- Can any of the Explorer R134 system components be retrofitted to the R-12 systems such as evaporator, etc.?

- Are there any good manuals out there that go into sufficient detail to allow a "shadetree" to accomplish the retrofit in a competent manner? (Assuming he has the right tools available)

- Are all rebuilt compressors built to use R134 or something other than R12? Do you have to specify this when buying?

RD1991XLT, Yes, the evaporator and the condensor can be used. The other components should be replaced when there is a possibility of the r-12 contaminating the r-134a or the oil.

The evaporator and condensor will run at a higher pressure and the cooling will be slightly less, but acceptable... I live in the humidity capitol of the world, Houston. Mine does okay in August and September - the hottest days of the year. It does't cool as quickly in short runs, but fifteen or more minutes, it is fine.

If your system has already lost its charge, a shade tree mechanic can do the retrofit. If the unit has not lost it's charge, please have it recovered by a reputable A/C guy. Some are pretty nice and will guide you.

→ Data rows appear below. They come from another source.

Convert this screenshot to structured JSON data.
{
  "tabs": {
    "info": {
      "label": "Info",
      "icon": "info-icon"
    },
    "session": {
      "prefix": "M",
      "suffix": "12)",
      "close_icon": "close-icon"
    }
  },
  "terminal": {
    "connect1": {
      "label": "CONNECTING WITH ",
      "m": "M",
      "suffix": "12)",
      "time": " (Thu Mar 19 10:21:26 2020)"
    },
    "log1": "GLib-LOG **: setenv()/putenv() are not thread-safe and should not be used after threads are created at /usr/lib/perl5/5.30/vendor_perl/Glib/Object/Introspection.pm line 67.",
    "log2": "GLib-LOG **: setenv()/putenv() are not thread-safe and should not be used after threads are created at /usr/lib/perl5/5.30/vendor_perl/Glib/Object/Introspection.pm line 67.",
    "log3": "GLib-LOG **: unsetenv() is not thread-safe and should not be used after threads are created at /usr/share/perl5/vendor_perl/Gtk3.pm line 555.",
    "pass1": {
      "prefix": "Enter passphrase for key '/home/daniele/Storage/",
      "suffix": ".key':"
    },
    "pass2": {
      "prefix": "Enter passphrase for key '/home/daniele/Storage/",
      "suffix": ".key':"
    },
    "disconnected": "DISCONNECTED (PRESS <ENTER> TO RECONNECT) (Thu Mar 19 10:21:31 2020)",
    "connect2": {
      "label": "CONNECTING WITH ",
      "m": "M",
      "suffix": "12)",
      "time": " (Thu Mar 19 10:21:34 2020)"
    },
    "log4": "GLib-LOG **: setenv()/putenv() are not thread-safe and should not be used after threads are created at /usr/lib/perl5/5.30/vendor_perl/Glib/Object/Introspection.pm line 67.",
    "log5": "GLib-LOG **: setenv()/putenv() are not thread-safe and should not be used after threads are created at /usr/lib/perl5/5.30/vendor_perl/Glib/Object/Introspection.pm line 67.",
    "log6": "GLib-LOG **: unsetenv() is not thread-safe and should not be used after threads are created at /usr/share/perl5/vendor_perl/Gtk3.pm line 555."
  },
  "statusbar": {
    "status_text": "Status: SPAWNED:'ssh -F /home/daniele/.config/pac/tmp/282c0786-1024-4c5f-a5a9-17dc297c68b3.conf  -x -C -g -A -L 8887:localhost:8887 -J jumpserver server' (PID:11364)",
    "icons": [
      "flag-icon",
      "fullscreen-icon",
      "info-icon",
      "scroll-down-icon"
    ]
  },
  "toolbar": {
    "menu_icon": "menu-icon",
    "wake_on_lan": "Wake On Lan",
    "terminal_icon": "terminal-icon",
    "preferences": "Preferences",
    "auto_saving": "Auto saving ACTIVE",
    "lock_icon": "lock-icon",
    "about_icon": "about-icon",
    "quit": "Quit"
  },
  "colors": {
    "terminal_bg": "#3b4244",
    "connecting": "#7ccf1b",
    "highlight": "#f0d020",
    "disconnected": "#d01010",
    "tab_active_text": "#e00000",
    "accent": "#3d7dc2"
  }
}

BTW there are schroeder valve conversions for adapting the filling valves to the larger r-134a. DO NOT USE A SET OF R-12 GAUGES TO SET UP A R-134a SYSTEM!!!!!!!

Your local library may have the books you need for reference.

Let me know if you have any more questions.


Thanks for the information. Thankfully, my '91 Explorer's a/c is still running well on the factory (untouched) charge of R-12. But, that could change any day. I don't plan to mess with it 'til it dies, just looking for alternatives when it does.